The first took place at Colorado's Pueblo Reservoir area, where Earl Wood was training his young English setter, "Doc Holliday." When Doc didn't return following a run, Wood approached a cliff and peered over the edge—Doc had slipped over the side and clung to a ledge 60 feet below. Not only was the dog perched on a 3-foot rock six stories down, but nightfall quickly approached.
"It was getting dark by the time we got to where we could repel," Wood told KKTV-11 News. "And we really didn't want to risk a life at that point, and I was sure that Doc would be all right for the night."
The next morning rescuers repelled down the cliff and saved Doc after he'd spent 18 hours on the ledge. Wood says he'll be fine.
"He's very hyper, very fast, very strong and very athletic," said Wood. "And he'll do good [hunting birds] on the eastern plains of Montana."
If there's anything worse than spending 18 hours on the side of a cliff, perhaps it's falling down an 85-foot, turn-of-the-century well and treading water for the next several hours. That's exactly what happened to "Deiter," a 7-year-old yellow Lab from Ethel, Wash.
Deiter is taxidermist Mark Haskins' prized upland bird and waterfowl dog. It's unknown how long Deiter was down the well before Haskins' wife, Patti, discovered him.
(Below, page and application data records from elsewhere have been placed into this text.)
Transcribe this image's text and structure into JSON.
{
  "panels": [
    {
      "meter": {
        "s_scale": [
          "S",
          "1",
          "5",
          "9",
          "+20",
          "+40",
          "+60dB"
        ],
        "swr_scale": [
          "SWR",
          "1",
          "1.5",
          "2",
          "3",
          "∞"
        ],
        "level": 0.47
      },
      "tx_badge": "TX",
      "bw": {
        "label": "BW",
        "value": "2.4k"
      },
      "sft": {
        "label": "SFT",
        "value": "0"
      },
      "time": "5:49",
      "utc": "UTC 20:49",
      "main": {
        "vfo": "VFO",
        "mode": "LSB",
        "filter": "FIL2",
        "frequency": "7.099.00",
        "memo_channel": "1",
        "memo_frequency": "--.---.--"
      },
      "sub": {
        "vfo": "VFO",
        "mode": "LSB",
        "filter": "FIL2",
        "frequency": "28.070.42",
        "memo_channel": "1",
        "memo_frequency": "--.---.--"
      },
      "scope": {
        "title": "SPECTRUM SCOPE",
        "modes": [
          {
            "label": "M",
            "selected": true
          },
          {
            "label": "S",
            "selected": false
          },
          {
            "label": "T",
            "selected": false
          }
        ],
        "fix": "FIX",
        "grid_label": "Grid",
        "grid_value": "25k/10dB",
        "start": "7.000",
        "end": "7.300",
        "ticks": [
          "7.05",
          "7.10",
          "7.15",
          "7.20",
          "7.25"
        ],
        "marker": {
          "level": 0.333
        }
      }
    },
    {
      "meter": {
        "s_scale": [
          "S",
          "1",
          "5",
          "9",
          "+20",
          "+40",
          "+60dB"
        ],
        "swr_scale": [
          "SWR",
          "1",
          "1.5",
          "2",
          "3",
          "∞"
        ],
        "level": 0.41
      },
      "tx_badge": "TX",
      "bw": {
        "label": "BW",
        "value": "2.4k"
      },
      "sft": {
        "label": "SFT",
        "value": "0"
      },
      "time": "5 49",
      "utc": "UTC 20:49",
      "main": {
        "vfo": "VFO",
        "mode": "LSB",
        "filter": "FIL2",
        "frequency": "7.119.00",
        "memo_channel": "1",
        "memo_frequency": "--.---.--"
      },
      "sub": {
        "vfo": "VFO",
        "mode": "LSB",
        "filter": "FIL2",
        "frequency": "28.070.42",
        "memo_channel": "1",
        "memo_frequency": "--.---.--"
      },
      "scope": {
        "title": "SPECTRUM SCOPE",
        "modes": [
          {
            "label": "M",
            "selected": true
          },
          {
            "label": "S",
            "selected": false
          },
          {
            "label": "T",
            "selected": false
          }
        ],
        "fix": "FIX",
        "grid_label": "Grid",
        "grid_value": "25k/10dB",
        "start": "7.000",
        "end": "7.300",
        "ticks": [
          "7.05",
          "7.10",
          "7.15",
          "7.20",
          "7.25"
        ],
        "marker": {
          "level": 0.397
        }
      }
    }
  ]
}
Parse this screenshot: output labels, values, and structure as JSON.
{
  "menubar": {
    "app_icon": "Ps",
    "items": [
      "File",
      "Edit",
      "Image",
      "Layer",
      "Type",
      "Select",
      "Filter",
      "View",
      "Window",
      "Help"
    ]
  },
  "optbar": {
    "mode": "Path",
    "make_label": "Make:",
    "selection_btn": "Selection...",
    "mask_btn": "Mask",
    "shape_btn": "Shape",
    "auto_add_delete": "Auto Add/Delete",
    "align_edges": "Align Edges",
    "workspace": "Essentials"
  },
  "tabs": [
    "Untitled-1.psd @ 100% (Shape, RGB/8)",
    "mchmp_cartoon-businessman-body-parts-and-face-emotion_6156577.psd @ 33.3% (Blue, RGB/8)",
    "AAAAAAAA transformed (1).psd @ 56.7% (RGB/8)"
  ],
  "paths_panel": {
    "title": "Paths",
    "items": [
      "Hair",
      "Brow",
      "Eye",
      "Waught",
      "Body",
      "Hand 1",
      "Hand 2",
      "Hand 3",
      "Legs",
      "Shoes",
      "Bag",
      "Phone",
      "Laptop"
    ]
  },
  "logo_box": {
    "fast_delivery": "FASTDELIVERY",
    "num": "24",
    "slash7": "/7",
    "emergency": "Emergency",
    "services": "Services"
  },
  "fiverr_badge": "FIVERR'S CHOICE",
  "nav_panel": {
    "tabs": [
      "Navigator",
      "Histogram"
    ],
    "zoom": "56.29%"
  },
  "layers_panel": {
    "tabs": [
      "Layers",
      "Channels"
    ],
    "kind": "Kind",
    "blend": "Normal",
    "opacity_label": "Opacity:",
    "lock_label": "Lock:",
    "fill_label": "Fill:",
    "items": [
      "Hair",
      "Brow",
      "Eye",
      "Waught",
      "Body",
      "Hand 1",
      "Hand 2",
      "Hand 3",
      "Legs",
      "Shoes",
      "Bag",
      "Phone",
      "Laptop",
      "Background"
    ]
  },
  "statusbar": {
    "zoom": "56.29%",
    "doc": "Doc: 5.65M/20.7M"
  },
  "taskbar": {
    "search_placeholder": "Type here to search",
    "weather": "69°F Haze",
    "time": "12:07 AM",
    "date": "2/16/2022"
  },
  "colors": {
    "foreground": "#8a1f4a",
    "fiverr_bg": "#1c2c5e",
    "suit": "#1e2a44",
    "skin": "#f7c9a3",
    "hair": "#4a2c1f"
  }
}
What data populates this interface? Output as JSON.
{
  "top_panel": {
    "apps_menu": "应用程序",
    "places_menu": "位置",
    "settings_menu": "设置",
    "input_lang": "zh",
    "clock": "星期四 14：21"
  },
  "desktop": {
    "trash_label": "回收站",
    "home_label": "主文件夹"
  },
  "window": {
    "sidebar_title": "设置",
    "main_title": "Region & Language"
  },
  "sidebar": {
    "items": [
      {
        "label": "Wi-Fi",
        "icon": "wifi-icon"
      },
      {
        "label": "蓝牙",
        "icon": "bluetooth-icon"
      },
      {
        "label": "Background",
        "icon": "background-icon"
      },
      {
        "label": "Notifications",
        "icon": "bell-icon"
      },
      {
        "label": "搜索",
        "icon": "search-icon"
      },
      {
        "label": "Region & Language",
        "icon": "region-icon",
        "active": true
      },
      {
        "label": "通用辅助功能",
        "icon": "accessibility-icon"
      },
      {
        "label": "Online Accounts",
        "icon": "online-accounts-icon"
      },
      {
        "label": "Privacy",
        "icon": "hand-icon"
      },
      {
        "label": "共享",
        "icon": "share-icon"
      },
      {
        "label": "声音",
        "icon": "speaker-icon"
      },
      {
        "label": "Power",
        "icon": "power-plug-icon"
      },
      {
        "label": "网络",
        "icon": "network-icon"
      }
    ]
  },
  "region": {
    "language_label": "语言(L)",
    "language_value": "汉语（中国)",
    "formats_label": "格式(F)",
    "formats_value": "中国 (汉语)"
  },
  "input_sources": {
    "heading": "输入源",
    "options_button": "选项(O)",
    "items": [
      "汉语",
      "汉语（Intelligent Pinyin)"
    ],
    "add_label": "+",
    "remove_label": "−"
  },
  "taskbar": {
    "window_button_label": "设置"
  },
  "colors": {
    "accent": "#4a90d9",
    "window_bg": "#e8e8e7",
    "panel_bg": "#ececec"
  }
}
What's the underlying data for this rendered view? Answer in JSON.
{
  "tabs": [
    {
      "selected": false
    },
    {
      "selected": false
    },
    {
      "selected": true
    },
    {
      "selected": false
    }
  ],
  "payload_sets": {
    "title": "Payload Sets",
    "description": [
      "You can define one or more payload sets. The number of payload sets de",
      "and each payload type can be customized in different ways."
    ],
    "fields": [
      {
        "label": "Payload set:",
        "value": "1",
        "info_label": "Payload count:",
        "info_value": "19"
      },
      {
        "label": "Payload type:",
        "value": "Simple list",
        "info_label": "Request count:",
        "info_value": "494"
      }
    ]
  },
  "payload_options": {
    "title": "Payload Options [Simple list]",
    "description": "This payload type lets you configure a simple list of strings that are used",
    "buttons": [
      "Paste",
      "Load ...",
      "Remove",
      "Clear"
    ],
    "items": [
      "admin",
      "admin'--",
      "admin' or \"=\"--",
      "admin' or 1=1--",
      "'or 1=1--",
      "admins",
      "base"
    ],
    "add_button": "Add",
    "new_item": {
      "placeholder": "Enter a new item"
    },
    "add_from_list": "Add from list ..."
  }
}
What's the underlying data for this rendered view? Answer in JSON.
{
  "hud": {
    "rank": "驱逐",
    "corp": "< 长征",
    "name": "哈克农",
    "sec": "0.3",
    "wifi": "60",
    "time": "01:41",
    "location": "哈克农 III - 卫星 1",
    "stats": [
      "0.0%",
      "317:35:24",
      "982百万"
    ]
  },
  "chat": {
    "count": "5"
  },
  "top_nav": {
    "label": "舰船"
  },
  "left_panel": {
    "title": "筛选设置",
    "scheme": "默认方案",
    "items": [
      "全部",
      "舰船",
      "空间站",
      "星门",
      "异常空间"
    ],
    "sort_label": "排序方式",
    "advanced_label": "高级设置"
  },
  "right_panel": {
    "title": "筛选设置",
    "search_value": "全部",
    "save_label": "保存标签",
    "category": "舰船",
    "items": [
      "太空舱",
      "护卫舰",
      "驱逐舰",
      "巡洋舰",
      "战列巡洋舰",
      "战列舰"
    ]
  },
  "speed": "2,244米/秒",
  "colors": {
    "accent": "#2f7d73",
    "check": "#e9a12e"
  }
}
Firefighters drained the well and tried to lasso Deiter, but to no avail. By then Deiter had been treading water for several hours and was beginning to struggle. That's when a volunteer ran home and got a salmon net. He lowered it down the well, snagged Deiter and helped firefighters pull the dog nearly nine stories to safety.
"He's pretty beat up and pretty cut up," Haskins told The News Tribune. "But he’s resting quite peacefully."
Deiter has been prescribed antibiotics and pain medication, and he should be back to hunting pheasants and ducks in no time. The wood covering the well, which had rotted, has been replaced.